How often will we come into communion with one another, ignoring the filth so easily seen on our feet and pretending that the foul smell doesn't intermingle with the fragrance of grace, because we don't want to humble ourselves and be exposed before those we profess to love? 

As the chapter continues, we find that Jesus, having full knowledge that Judas would betray Him that night, washed his feet, just as He did Peter, James and John. This is where the words of Max Lucado struck me. "...touching the grimy parts of people...washing away their unkindnesses with kindness". Jesus would never be more vulnerable to His enemy than He was at the moment that He knelt, naked and exposed, before Judas. (It may even be that someone might dare to die for a good person. But God has shown us how much he loves us in that while we were still sinners, Christ died for us.)

Today, in our culture, it seems that foot washing has become a thing to do in church. I agree, it is a thing to do in the church. It is appropriate to become vulnerable before one another, fully exposing ourselves, as we kneel to wash away the muck and mire from the feet of the brethren. Not afraid to get our own hands dirty so that another might be free of the excrement that their walk through this world has left. That excrement looks like unkindness, a cross word, a greeting rebuffed, a sarcastic remark. It has the unkind scent of hostility and betrayal with no known cause. A brother will no more want you to touch the unkindnesses on him than you will desire to touch it. But if your kindness is a desire to love for freedoms' sake, he will accept the kindness of your washing touch and not take advantage of your nakedness. Occasionally, you will encounter a Judas, who will disdain your exposure and offer you up as a sacrifice. But don't let that stop you from washing away anothers' unkindnesses with your kindness.
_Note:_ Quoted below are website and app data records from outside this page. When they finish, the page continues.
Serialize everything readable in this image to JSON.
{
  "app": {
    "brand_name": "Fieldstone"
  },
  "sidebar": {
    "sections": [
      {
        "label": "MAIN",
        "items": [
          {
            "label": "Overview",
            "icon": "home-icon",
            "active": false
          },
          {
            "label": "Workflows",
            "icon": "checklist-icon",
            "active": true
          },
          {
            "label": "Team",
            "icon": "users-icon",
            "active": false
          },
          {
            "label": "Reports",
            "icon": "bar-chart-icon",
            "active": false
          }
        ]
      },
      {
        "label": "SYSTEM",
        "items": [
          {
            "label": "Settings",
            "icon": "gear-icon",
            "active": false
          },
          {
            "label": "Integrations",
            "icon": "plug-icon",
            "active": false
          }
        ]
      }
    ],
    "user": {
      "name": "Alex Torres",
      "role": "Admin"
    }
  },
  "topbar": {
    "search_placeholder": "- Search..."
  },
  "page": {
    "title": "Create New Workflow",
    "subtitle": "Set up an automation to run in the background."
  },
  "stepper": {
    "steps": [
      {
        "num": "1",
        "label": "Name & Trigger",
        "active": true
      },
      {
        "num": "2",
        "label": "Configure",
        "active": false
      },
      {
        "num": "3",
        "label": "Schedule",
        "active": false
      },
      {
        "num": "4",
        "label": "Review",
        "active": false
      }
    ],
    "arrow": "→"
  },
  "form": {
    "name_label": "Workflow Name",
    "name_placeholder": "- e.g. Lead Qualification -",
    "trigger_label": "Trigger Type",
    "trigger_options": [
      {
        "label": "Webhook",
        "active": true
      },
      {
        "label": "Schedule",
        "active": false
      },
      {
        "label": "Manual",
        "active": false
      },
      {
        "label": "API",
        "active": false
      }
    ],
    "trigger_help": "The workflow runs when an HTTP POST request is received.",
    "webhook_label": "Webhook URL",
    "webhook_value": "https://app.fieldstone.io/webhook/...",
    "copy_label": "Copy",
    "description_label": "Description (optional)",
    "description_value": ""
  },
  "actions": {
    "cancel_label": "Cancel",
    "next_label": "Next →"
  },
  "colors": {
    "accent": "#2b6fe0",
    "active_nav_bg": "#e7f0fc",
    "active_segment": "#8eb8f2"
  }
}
Jesus didn't wash the feet of every one. He only washed the feet of those who walked in the way with Him, as an example, with an encouragement, to do the same for one another. Foot washing is an act of love to those who will falter and fail. It is an expression of love that will strengthen them to rise again and continue the journey.